Changing Default Button Colors
You can change the default color of the buttons (if you donít have a bitmap overlaying the whole area). Press F5 and select Color. Check for the ToolBar color options. They control the Up/Down color, the rectangle hilight color (for the wide vertical toolbar) and color used to the edges to indicate up and down positions.
Various commands require different settings to function. For example, if you used a "sector" editing command in linedef mode (as a button command), it wonít work. The button will issue a "wrong mode" sound. If a command is already active, a "busy command" sound is hear. And finally, if when a command executes, an "execute" sound is played. You can change these in F5/Sounds.
Variable size Tool Bars
DeePsea creates variable size Tool Bars. The _________ entry in the list of commands has a special purpose. Wherever this entry is selected for a button, the Tool Bar dialog will stop displaying. Itís possible to have other commands on the Tool bar, but they wonít show when the Tool bar pops up. However, you can resize the Tool bar - by dragging on the bottom edge - and now you will see the other commands (if you had any).
You can type any text you like in the __________ entry to help you describe what the Tool bar is for. If you want to use the __ entry, you can cut & paste these characters from the entry box, in addition to typing any text.
If you choose an entry with __sometext__ this will display on your tool bar. One use would be to describe your tool bar functions.
Resetting Tool Bar Coordinates

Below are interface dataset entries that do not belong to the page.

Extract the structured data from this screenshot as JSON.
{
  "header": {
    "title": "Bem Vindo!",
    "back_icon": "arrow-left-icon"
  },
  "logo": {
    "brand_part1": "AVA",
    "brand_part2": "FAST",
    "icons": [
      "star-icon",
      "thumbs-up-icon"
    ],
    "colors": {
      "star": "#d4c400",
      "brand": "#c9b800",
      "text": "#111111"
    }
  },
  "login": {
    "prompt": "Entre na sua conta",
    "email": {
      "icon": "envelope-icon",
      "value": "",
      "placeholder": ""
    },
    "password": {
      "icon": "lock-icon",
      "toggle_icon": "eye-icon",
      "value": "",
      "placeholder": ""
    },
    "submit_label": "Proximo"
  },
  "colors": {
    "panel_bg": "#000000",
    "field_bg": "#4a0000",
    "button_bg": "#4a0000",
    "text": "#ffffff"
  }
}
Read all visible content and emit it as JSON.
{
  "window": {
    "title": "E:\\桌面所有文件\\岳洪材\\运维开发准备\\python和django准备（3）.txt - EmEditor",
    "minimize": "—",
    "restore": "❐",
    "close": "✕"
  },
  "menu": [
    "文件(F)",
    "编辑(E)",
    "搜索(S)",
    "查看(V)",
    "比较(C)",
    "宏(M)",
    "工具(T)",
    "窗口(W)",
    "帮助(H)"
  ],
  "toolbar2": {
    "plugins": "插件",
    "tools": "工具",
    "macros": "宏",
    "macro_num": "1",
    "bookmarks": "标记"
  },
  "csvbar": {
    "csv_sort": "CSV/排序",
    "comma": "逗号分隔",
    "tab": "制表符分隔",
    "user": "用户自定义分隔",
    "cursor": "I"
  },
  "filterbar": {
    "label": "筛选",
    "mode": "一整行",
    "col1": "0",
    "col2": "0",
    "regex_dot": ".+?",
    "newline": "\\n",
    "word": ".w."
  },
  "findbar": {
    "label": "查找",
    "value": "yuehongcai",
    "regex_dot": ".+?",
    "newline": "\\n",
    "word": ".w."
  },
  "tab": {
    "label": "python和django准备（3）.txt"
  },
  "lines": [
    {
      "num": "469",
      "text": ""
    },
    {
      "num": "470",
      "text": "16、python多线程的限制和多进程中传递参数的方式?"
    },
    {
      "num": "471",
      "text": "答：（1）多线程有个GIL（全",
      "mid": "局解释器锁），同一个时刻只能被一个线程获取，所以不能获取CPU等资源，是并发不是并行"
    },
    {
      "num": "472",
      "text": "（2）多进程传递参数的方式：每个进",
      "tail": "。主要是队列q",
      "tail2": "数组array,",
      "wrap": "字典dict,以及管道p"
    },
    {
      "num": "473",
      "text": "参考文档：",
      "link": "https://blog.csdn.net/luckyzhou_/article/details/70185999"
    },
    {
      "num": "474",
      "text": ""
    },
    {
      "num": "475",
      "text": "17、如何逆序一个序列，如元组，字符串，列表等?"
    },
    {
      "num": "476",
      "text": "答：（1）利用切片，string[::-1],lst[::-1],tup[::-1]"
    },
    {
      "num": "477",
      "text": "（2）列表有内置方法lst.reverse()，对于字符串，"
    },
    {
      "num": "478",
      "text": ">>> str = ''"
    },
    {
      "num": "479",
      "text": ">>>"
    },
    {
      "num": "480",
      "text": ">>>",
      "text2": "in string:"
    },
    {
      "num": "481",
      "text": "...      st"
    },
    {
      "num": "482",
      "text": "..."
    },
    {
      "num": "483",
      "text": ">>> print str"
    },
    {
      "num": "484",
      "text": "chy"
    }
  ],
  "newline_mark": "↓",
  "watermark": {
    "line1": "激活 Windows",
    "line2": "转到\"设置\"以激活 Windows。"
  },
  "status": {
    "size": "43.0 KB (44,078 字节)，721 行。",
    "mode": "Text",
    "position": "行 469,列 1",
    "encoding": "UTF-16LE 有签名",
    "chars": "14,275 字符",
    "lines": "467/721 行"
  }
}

If you somehow loose sight of the tool bars, check the Reset Coordinates in the Tool Bar Display and Style Dialog. The locations of all the tool bars are reset to the default locations.